Decades before they became standard in cars, Buick was toying with touchscreens back in the '80s.
The Buick Reatta is a car that wasn't around long, and these days, it's remembered by a scant few. When new, they cost around $55,000 (when adjusted for inflation) and showcased some exciting new technology.
Clearly, General Motors was proud of this cutting-edge car, although you wouldn't find anything groundbreaking in the drivetrain. The Reatta was powered by the evergreen 3.8 liter Buick V6, mounted transversely, powering the front wheels.
Like the contemporary Cadillac Allante, we often wonder if history would have remembered these cars better if they had been rear wheel drive. As it stands, you can have this beautiful example of the breed for under $10,000.
At the time, though, the Reatta was sensational. Its styling was evocative of the 1980s Wildcat show car, and it stood as one of very few examples of an American two-seater in those days.
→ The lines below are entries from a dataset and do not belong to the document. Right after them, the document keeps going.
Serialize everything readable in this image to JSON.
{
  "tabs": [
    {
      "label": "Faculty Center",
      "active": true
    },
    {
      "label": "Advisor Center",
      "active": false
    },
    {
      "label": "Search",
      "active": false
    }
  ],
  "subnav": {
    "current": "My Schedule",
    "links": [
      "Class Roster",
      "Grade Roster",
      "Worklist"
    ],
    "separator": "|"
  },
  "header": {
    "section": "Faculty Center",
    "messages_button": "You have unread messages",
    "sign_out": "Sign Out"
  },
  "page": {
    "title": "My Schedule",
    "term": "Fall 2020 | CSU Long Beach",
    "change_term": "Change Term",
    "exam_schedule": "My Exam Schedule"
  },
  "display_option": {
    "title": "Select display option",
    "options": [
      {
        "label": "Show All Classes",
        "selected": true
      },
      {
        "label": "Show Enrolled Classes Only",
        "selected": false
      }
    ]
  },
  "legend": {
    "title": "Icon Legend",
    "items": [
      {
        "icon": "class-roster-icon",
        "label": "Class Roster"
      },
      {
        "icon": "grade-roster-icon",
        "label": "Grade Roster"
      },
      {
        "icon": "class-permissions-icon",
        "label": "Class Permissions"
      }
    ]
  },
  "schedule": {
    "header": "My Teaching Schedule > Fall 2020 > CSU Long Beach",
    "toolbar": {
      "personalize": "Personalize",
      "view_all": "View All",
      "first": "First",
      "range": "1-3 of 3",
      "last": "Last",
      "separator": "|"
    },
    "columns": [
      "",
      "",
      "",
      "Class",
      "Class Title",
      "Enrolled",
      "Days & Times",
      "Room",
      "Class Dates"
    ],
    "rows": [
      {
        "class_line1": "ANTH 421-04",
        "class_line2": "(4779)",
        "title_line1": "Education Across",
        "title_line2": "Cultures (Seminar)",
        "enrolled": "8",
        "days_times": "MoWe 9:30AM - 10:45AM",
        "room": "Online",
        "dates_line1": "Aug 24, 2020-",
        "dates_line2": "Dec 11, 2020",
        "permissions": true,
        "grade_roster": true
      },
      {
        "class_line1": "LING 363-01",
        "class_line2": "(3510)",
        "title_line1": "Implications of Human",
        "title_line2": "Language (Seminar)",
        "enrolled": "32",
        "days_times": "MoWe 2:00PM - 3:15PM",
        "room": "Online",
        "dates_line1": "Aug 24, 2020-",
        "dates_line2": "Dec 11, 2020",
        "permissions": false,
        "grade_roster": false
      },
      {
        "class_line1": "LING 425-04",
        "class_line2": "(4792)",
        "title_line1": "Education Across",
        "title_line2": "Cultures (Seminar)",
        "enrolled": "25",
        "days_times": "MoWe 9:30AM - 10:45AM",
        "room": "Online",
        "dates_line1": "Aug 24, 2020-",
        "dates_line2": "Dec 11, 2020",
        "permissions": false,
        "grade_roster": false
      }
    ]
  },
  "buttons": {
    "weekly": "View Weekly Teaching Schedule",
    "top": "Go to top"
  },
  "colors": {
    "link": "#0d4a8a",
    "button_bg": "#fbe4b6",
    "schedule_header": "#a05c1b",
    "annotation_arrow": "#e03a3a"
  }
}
True to Buick's marketing position, the Reatta was kind of sporty and kind of luxurious, too, although we'd venture to say it was much more of the latter. The interior of this beautifully preserved, 40,000 mile example looks like a delightful place to spend time.
The big draw in these cars is the touchscreen. Buick had first experimented with touchscreens in the 1986 Riviera. Dubbed the Electronic Control Center, the CRT touchscreen handled a wide range of tasks, from stereo and climate controls to a trip computer and vehicle diagnostics.
It was decades ahead of its time, and it's telling that GM replaced it with conventional stereo and climate controls in the Reatta a year later. Still, it's an impressive piece of hardware.
Looking to add a Reatta to your '80s car collection? This gorgeous wine red example can be found right here on Motorious, at Vintage Planet in Cookeville, Tennessee.